See if you notice the pattern . . .
Q: Why do the Flyers need a goaltender?
A: Chris Pronger.
Q: Why did the Flyers lose to the Bruins?
A: Chris Pronger.
Q: Who is the Flyers' most important health issue?
A: Chris Pronger.
You really don't have to read the rest if you don't feel like it. This is about the issue that should dominate the Flyers' thinking in the offseason. This is about Chris Pronger.
The Flyers slumped down the stretch of the regular season when Pronger broke a hand, and they were bounced in the second round of the playoffs when he injured his back, and now he is a 36-year-old potentially facing surgery on a herniated disc, and now the Flyers had better be in more of a hurry than they were last summer.
Flyers general manager Paul Holmgren said Tuesday that he does not agree with this premise, by the way. He said there is no shortening period of time for this nucleus to be successful, no Pronger window, and even if there were, that this Pronger window is not soon closing.
"You talk about the window -- what does that mean?" Holmgren said. "We still have a core group of young players here that still has a lot of years left. The older guys you're talking about are Chris Pronger and probably Kimmo (Timonen). I think they're both elite players at their positions. They both take care of themselves. They both still want to play, want to play a lot of minutes. They're both under contract for a few more years. I don't see that as an issue."
But Pronger? And his back?
"I think Chris can play the game for a long time at a high level," Holmgren said.
That is what he says now, and that's all fine -- but I bet you he goes out and gets a goalie with some kind of a pedigree to be the starter while Sergei Bobrovsky develops as the backup. It won't be because the new goaltender will be a guarantee, because that person does not exist. It will be because the Flyers cannot afford another spring like this one in goal -- and that is true, even recognizing that goaltending was not the main reason they lost to the Bruins.
They simply cannot take a chance on wasting another year of Pronger.
Holmgren can play this two ways. One is to anoint Bobrovsky as the hope for the franchise and run him out there, come hell or high to the glove side. That assumes two things, of course. One is that the Flyers believe he is their future, and that he will even out temperamentally as he matures in the NHL, and that he is good enough (and teachable enough) physically. The second assumption is that, because they like him so much, they would be willing to live with growing pains if they arrive next spring.

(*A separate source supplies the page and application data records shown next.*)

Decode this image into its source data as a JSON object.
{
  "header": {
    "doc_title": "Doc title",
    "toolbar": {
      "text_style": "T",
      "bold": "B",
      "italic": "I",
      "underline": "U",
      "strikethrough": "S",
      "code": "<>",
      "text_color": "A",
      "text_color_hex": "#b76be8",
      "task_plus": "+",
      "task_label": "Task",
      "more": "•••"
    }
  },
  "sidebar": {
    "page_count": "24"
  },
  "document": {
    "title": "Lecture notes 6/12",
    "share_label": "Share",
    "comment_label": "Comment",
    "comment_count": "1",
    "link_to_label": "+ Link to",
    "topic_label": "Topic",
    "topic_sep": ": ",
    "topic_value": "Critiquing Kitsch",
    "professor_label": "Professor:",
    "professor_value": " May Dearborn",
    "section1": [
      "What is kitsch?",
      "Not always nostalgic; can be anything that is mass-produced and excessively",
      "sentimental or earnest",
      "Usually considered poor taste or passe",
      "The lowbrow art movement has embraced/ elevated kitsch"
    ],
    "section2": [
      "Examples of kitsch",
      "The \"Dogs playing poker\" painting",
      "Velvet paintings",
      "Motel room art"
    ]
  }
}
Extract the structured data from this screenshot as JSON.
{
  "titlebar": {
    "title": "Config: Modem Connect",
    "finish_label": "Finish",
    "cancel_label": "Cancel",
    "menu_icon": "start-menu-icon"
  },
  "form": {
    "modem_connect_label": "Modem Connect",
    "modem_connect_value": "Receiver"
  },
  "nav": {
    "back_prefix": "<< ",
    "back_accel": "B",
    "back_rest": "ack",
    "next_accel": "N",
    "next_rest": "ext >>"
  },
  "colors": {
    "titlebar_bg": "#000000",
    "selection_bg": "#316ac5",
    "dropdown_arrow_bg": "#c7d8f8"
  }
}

No one knows if either assumption is true. But after starting (and surviving) three different goaltenders in Round 1 this season, the strong suspicion is that nobody is ready for any growing pains in 2012.
Which means that they have to go out and get a guy. They have to be thinking about the next couple of years. They have to be thinking about Pronger.
Before the start of the playoffs, I wrote a blog post saying that I thought the Flyers could survive for a few games, and beat Buffalo in the first round, without him. I quoted a bunch of stats from the games in the regular season when they had Pronger and when they didn't have him -- and, to summarize, every one of them was worse without Pronger. But I still thought their late-season slide was more about boredom than about Pronger's absence.
His injury made them worse, but it wasn't the root cause of their problems. Given that, I thought they had enough to get by for a few games without him in the playoffs.
As it turned out, they needed to win Games 6 and 7 to beat Buffalo -- and, as we all know, Pronger came back in a limited role for those two games. He played a lot in Game 1 of the next series against Boston, was a minus-3, didn't look good, didn't finish the game, and didn't come back for the rest of the series. And here we are.
When he is healthy, and when he is playing nearly half of the game -- which is what he does in the playoffs -- Pronger takes pressure off of everyone. As the Flyers continually had trouble getting the puck out of their own end against Boston, and failed to fight through the Bruins' clogging of the middle of the ice, you couldn't help but wonder how Pronger might have altered the dynamic.
Then, this: The Flyers play a go-go, aggressive style, and you also couldn't help but wonder if somewhere, somehow, there was a natural tendency to dial back that aggression because of a fear that the chances that can result the other way from over-aggressiveness were just too great a risk without Pronger back there, and with the goalie being pulled every night.
Immediately after losing the series to the Bruins, coach Peter Laviolette talked about how he would not use Pronger's injury as an excuse. But he also said, "You just notice the impact that a guy like (Boston's Zdeno) Chara has on the other side, and when you don't have your big guy in there. He plays the same style and the same way. You certainly miss him."
Maybe they don't beat the Bruins anyway, for all of the reasons that everyone is chewing over: goaltending, immaturity, etc. But Pronger is in the middle of this, and his absence accentuated those other issues. Next year, he is vital to the Flyers' success.
He needs to be him again, and the Flyers need an experienced starting goaltender. Time's wasting.